Why is the weakness of an Arab government its strength, but the strength of a Jewish government its weakness? Whenever it has come time for Palestinians to deliver on a negotiated commitment -- let's say, to stop attacking Jews with suicide bombers, or to confiscate unauthorized weapons from four- and five-year-olds at their political rallies -- the world has typically given them an automatic mulligan to skip over any particular odious chore and move straight ahead to the next task of extracting more from Israel. Why? Because everyone knows that Abbas, or Arafat, or Haniyeh or the Rais-du-Jour is simply too weak to be expected to carry out commitments he has agreed to -- such a weak leader can't possibly be expected to survive asking his people to give up even a sliver of their dreams of destroying Israel.

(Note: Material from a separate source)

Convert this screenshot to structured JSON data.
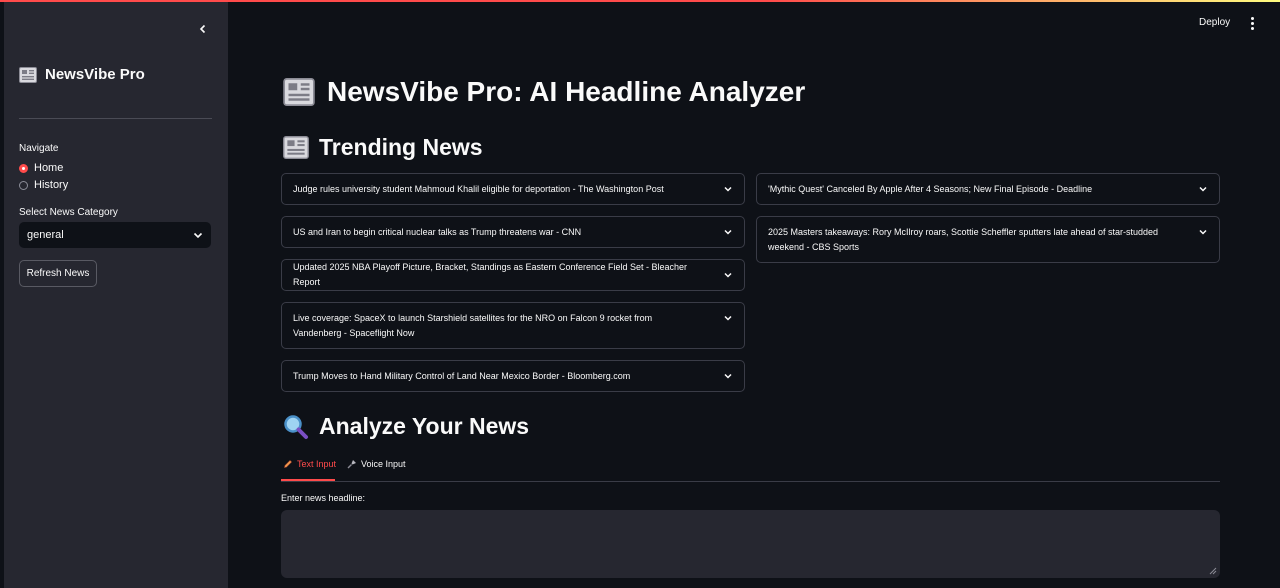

Israel, on the other hand, due to its great strength -- a Nietzschean strength built on decades-worth of that which continually didn't quite kill it -- is expected to go beyond mere fulfillment of its committments. These are known as confidence-building measures, and have succeeded in building great confidence in the Palestinians that they can get pretty much whatever they want out of Israel if they just wait long enough and host enough European diplomats.
Another thing I don't get: are the Palestinians really the completely helpless charity cases they frequently make themselves out to be, who couldn't get by without handouts from America, France, Belgium and Somalia? Or are they instead the powerful fighting force they also claim to be, regularly boasting of their plans to destroy a neighboring nation -- the one with the world-respected military and the yarmulkes?
Why is Zionism, a Jewish nationalist movement, globally vilified for being a racist impediment to the achievement of Arab nationalism's central dream: creating a 23rd Arab state with no annoying sovereign Jews nearby?
Lastly, if the world's governments really feel it is so important not to pre-judge negotiations between Israel and the Palestinians (I know, I know, but maybe in another decade or two) why are the world's embassies in Tel Aviv and not in Israel's capital, Jerusalem? Somehow, we are told, doing so would pre-judge the negotiations. What negotiations? I was unaware the world agreed with Palestinian maximalists that all of Jerusalem, as opposed to just the disputed eastern half, was somehow up for negotiation. After all, the western part of Jerusalem (where embassies could be put) has been in Israel's hands since the very beginning, and certainly before the events of 1967 that everyone insists is the part we're supposed to negotiate. Does the world really desire negotiations here in which Israel is pre-conditioned to actually LOSE territory it held before the war -- its capital city -- even after a war that it WON? Because that's what it looks like to me.
But then again, I just don't get it.